In the final instalment of this four-part series, early childhood expert Dr. Aletheia Lee shares four ways parents can best support and encourage their child’s burgeoning independence
Please welcome child development expert Dr. Aletheia Lee of Chapter Zero Singapore, with a fascinating four-part series on age 4 and the science behind your child’s emerging sense of independence. Baffled by your child’s recent behaviour? Here’s how to make sense of it!
Independence comes naturally in a child’s development. In this series, we took a look at why children experience a big shift in independent activity at age 4, how close attachments offer a sense of security and trust that propels learning and independence in young children, and how children use private speech to self-regulate and direct their own activities.
As the brain matures and powers mental life, independent undertakings need little encouragement nor training. Understanding how it develops, we can actively support independence as it unfolds. Here are four key perspectives:
#1 Embrace dependency
The curious thing about independence is that it draws on dependency for strength. Attachment theory shows us that our physical and psychological well-being relies on close relationships with loved ones throughout our lifespan. The assurance that someone special is available to us lowers the stress response in both children and adults. It confers an inner sense of security that increases any individual’s chance of survival and success in life.
There is a common cultural bias against dependency, being seen as ‘needy’ and ‘weak’, as if the person is ‘deficient’ in some way. Don’t let this bias begrudge your children’s need to stay close to you. It is natural for them to desire connection and protection in your presence. They will move out with assurance in their own time.
#2 Talk to your children from day one
Verbal communication exposes the baby to the language, cultural activities, and perspectives of the people around them. These exchanges not only increase knowledge about their surroundings, they also serve as working models for private speech, thought, and higher mental processes of executive function and self-regulation.
Even before they pick up the language, talking to infants and toddlers does many powerful things at once: (1) It continually reminds us that each child has his or her own perspective and that we should honour it. (2) It keeps the child aware of what is happening, so they don’t feel like the world is constantly out of control. (3) It provides words and phrases for children to make sense of objects, actions and experiences, learning to interact with the environment. (4) It gives children the chance to predict how things go and participate in activities that involve them.
#3 Supply them with scaffolds
When accompanying, teaching, or guiding young children in activities, aim for collaboration (working together toward a goal or product), rather than do everything on their behalf.
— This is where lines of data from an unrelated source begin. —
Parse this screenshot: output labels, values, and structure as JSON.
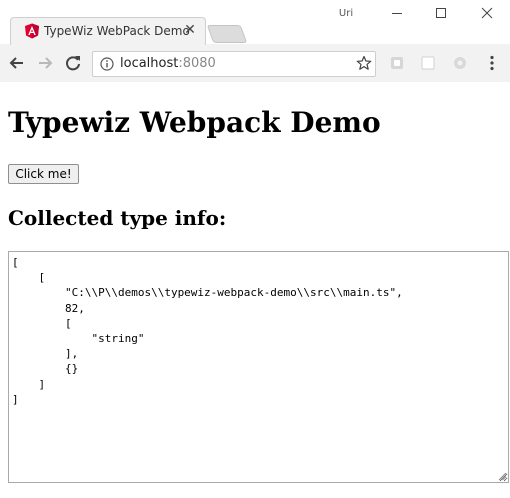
{
  "window": {
    "profile_name": "Uri",
    "controls": [
      "minimize-icon",
      "maximize-icon",
      "close-icon"
    ]
  },
  "tab": {
    "title": "TypeWiz WebPack Demo",
    "favicon": "angular-icon",
    "close_glyph": "✕"
  },
  "toolbar": {
    "url_host": "localhost",
    "url_port": ":8080",
    "icons": [
      "back-icon",
      "forward-icon",
      "reload-icon",
      "info-icon",
      "star-icon",
      "extension-icon",
      "menu-icon"
    ]
  },
  "page": {
    "title": "Typewiz Webpack Demo",
    "button_label": "Click me!",
    "section_title": "Collected type info:",
    "output": "[\n    [\n        \"C:\\\\P\\\\demos\\\\typewiz-webpack-demo\\\\src\\\\main.ts\",\n        82,\n        [\n            \"string\"\n        ],\n        {}\n    ]\n]"
  },
  "colors": {
    "chrome_bg": "#f2f2f2",
    "angular_red": "#dd0031",
    "text": "#000000"
  }
}
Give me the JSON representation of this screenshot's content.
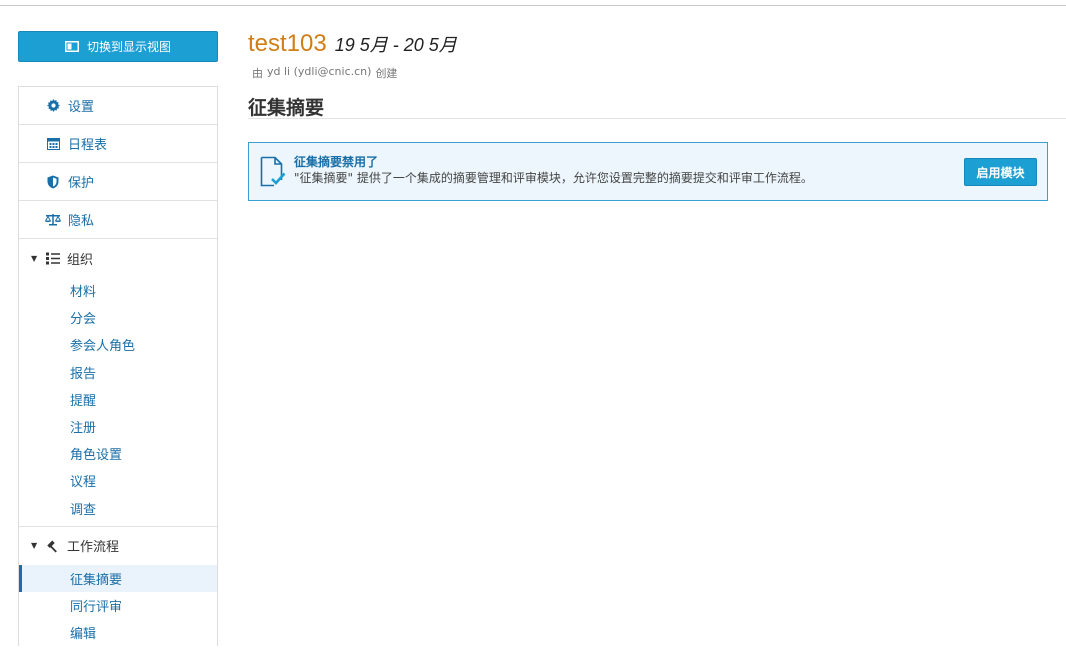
{
  "toolbar": {
    "switch_view_label": "切换到显示视图"
  },
  "sidebar": {
    "items": [
      {
        "label": "设置",
        "icon": "gear-icon"
      },
      {
        "label": "日程表",
        "icon": "calendar-icon"
      },
      {
        "label": "保护",
        "icon": "shield-icon"
      },
      {
        "label": "隐私",
        "icon": "scale-icon"
      }
    ],
    "groups": [
      {
        "label": "组织",
        "icon": "list-icon",
        "items": [
          "材料",
          "分会",
          "参会人角色",
          "报告",
          "提醒",
          "注册",
          "角色设置",
          "议程",
          "调查"
        ]
      },
      {
        "label": "工作流程",
        "icon": "gavel-icon",
        "items": [
          "征集摘要",
          "同行评审",
          "编辑"
        ],
        "active": "征集摘要"
      }
    ]
  },
  "header": {
    "conference_name": "test103",
    "dates": "19 5月 - 20 5月",
    "created_prefix": "由",
    "creator": "yd li (ydli@cnic.cn)",
    "created_suffix": "创建"
  },
  "main": {
    "page_title": "征集摘要",
    "notice": {
      "title": "征集摘要禁用了",
      "description": "\"征集摘要\" 提供了一个集成的摘要管理和评审模块，允许您设置完整的摘要提交和评审工作流程。",
      "button_label": "启用模块",
      "icon": "document-check-icon"
    }
  },
  "colors": {
    "accent": "#1c9fd2",
    "link": "#1a6fa8",
    "title_orange": "#d07e17",
    "notice_bg": "#edf6fc",
    "notice_border": "#3a9fd1"
  }
}
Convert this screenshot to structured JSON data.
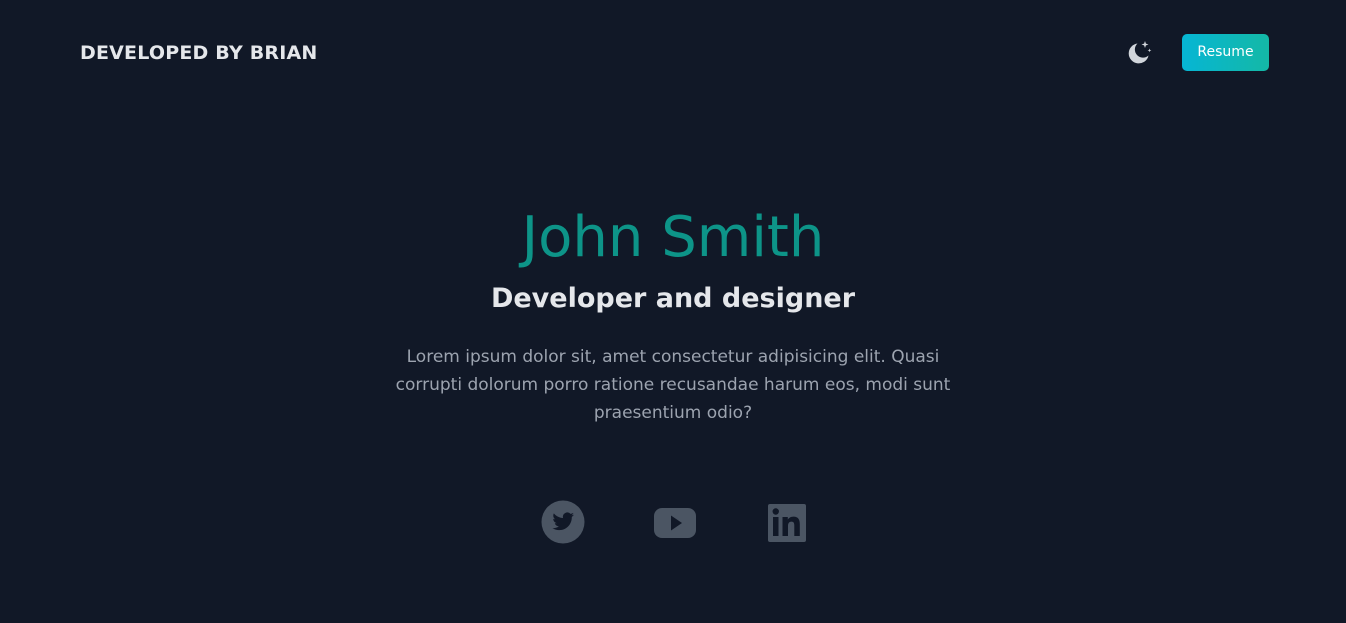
{
  "nav": {
    "brand": "DEVELOPED BY BRIAN",
    "theme_toggle_icon": "moon-stars-icon",
    "resume_label": "Resume"
  },
  "hero": {
    "name": "John Smith",
    "role": "Developer and designer",
    "description": "Lorem ipsum dolor sit, amet consectetur adipisicing elit. Quasi corrupti dolorum porro ratione recusandae harum eos, modi sunt praesentium odio?"
  },
  "social": [
    {
      "icon": "twitter-icon"
    },
    {
      "icon": "youtube-icon"
    },
    {
      "icon": "linkedin-icon"
    }
  ],
  "colors": {
    "background": "#111827",
    "accent": "#0d9488",
    "button_gradient_start": "#06b6d4",
    "button_gradient_end": "#14b8a6",
    "icon_muted": "#4b5563"
  }
}
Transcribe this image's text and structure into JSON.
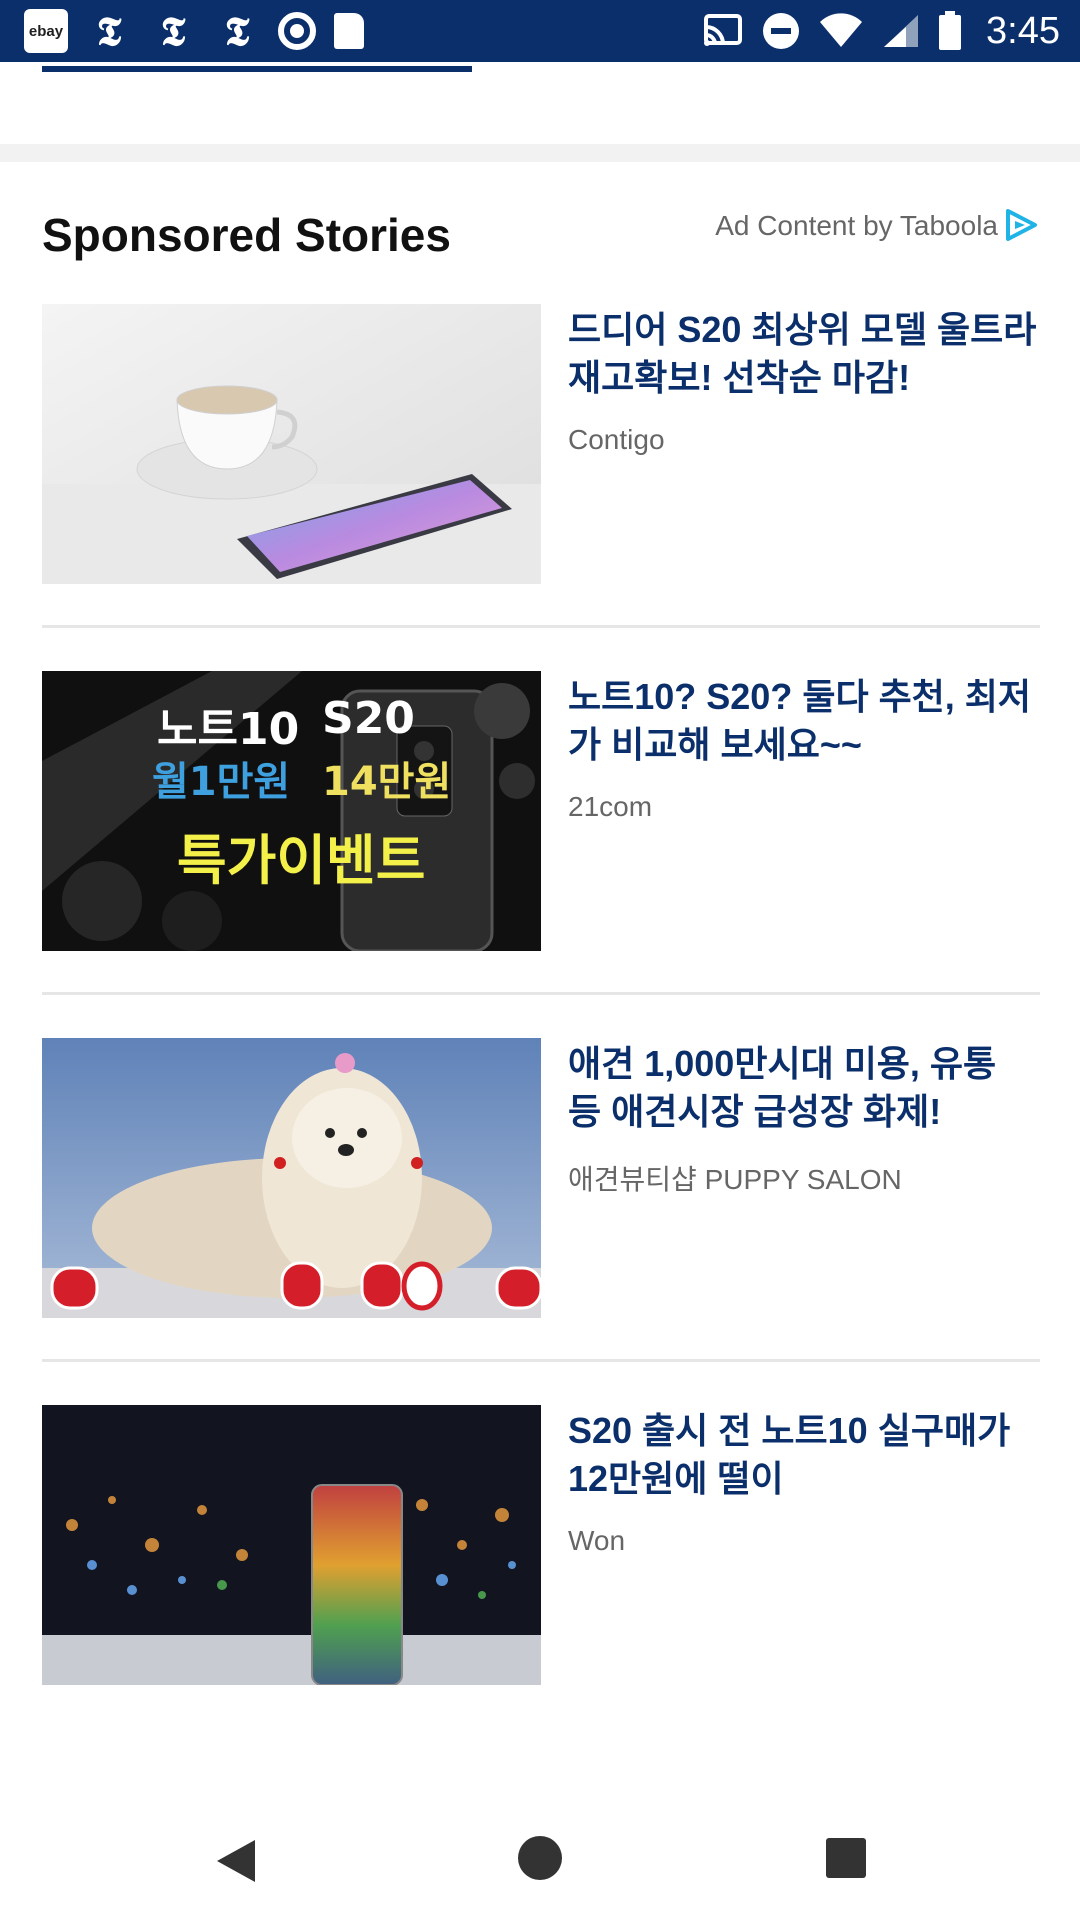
{
  "status_bar": {
    "left_icons": [
      "ebay-app-icon",
      "nytimes-icon",
      "nytimes-icon",
      "nytimes-icon",
      "circle-app-icon",
      "sd-card-icon"
    ],
    "ebay_label": "ebay",
    "nyt_glyph": "𝕿",
    "right_icons": [
      "cast-icon",
      "do-not-disturb-icon",
      "wifi-icon",
      "cell-signal-icon",
      "battery-icon"
    ],
    "time": "3:45"
  },
  "sponsored": {
    "title": "Sponsored Stories",
    "ad_label": "Ad Content by Taboola",
    "stories": [
      {
        "headline": "드디어 S20 최상위 모델 울트라 재고확보! 선착순 마감!",
        "source": "Contigo",
        "image": "phone-and-coffee-cup-photo"
      },
      {
        "headline": "노트10? S20? 둘다 추천, 최저가 비교해 보세요~~",
        "source": "21com",
        "image": "phone-promo-banner",
        "banner_text": {
          "line1_left": "노트10",
          "line1_right": "S20",
          "line2_left": "월1만원",
          "line2_right": "14만원",
          "line3": "특가이벤트"
        }
      },
      {
        "headline": "애견 1,000만시대 미용, 유통 등 애견시장 급성장 화제!",
        "source": "애견뷰티샵 PUPPY SALON",
        "image": "shih-tzu-dog-photo"
      },
      {
        "headline": "S20 출시 전 노트10 실구매가 12만원에 떨이",
        "source": "Won",
        "image": "phone-city-night-photo"
      }
    ]
  },
  "colors": {
    "status_bar": "#0b2f6b",
    "headline": "#0b2f6b",
    "taboola_accent": "#1fb3e6"
  },
  "nav_bar": {
    "buttons": [
      "back-icon",
      "home-icon",
      "recents-icon"
    ]
  }
}
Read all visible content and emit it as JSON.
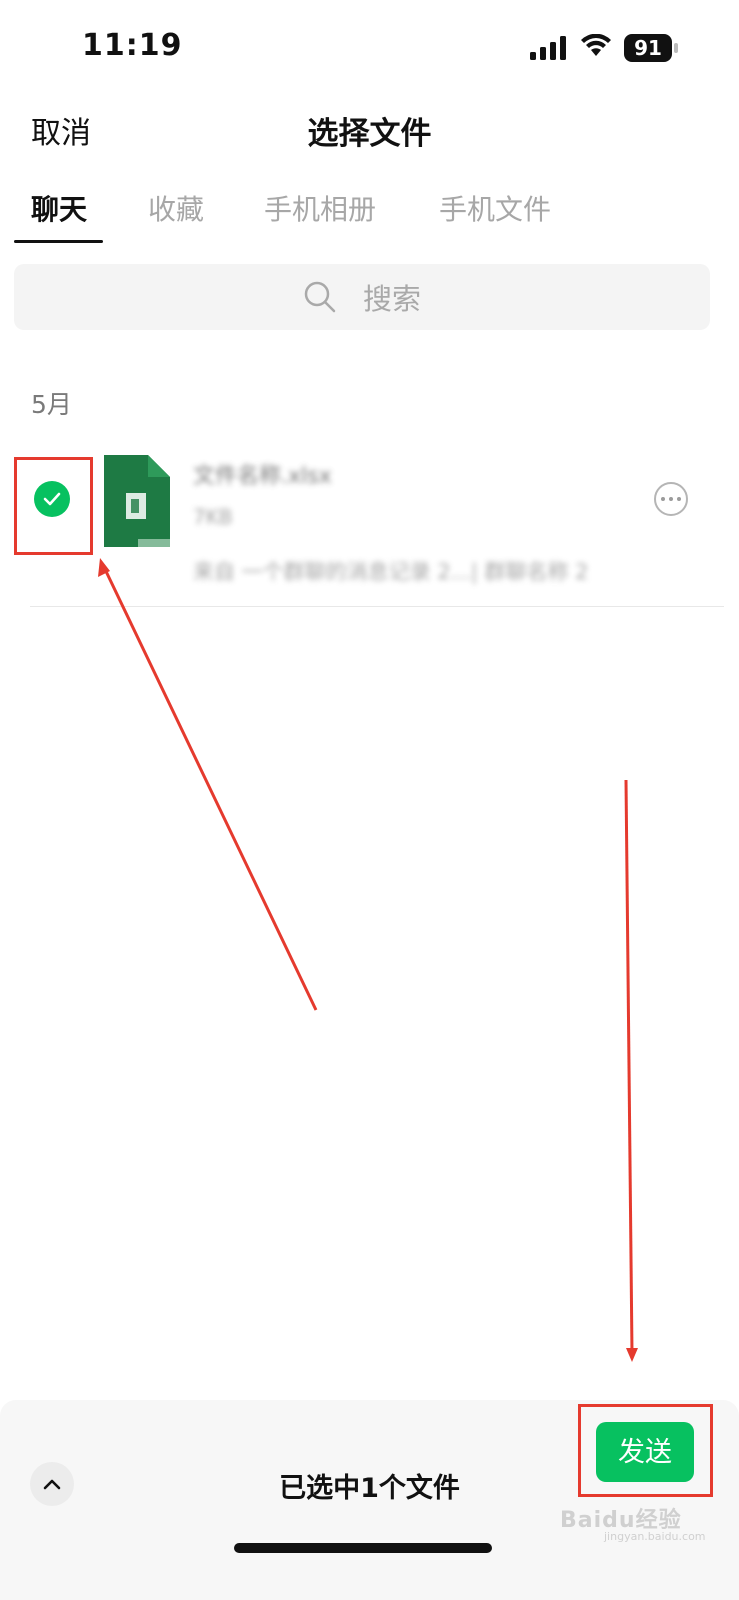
{
  "status_bar": {
    "time": "11:19",
    "battery": "91"
  },
  "header": {
    "cancel_label": "取消",
    "title": "选择文件"
  },
  "tabs": [
    {
      "label": "聊天",
      "active": true
    },
    {
      "label": "收藏",
      "active": false
    },
    {
      "label": "手机相册",
      "active": false
    },
    {
      "label": "手机文件",
      "active": false
    }
  ],
  "search": {
    "placeholder": "搜索"
  },
  "sections": [
    {
      "label": "5月",
      "files": [
        {
          "name": "文件名称.xlsx",
          "size": "7KB",
          "source": "来自 一个群聊的消息记录 2...| 群聊名称 2",
          "selected": true,
          "icon": "excel-file-icon"
        }
      ]
    }
  ],
  "footer": {
    "selected_text": "已选中1个文件",
    "send_label": "发送"
  },
  "watermark": {
    "text": "Baidu经验",
    "sub": "jingyan.baidu.com"
  },
  "colors": {
    "accent": "#07c160",
    "annotation": "#e53a2e",
    "excel": "#1e7a44"
  }
}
The idea is to break the activity into small chunks and present them in a way that the child can readily respond to, so the activity doesn’t appear complicated, insurmountable, or overwhelming. Scaffolding strategies can range from focusing attention to relevant areas, asking leading questions, posing new challenges with appropriate levels of difficulty, to providing positive feedback and motivational encouragement. Through this support, children learn to be responsible for many different experiences.
#4 Give them space and freedom
We should also provide children with space for exploration and adventures. ‘Space’ here applies to physical environments as well as mental spheres and social settings. Modern Singapore is striving to foster community-centric neighbourhoods (with 110 existing neighbourhood centres on the island) comprising shared spaces and facilities that include civic plazas, void decks, green spaces, playgrounds, and shops1.
Town-planning of this nature aims to encourage the mixing of different age groups, where residents of multiple generations live comfortably and look out for each other. My hope is that such atmospheres allow families to perceive them as safe and thus feel more relaxed about their young children stepping out of the house on their own. How wonderful it would be, if designed spaces grant more opportunities for young children to freely explore the neighbourhoods and master the amenities they would grow up with?
With preschools enrolling students as young as 18 months old, my second hope is that the children will be offered protected time windows and play spaces for autonomous activities in their daily lives. School and classes have taken over a large portion of early childhood and, alas, many still believe that children progress by doing tasks that are directed and supervised by adults. As a result, most children spend longer periods in highly structured settings, constrained by specific skill sets and subject matters. Simply put, they are taught to operate in a certain way.
If we want children to cultivate independence in a fast-changing society, we need to release our expectations and anxieties and trust that the children will develop relevant competencies, innovating as they go. As the adults, our job is to provide love, safety, and availability for the next generation to thrive as inhabitants of the future. When our children feel secure, the world is at their feet. Knowing there is someone they can count on, who supports their goals, children feel confident, feel good, and can maintain focus as they step out into the world and engage in life.
- Chong, K. H. (2018, April 25) Shaping the future of Singapore’s heartlands. TODAY online. Retrieved from www.todayonline.com/commentary/shaping-future-singapores-heartlands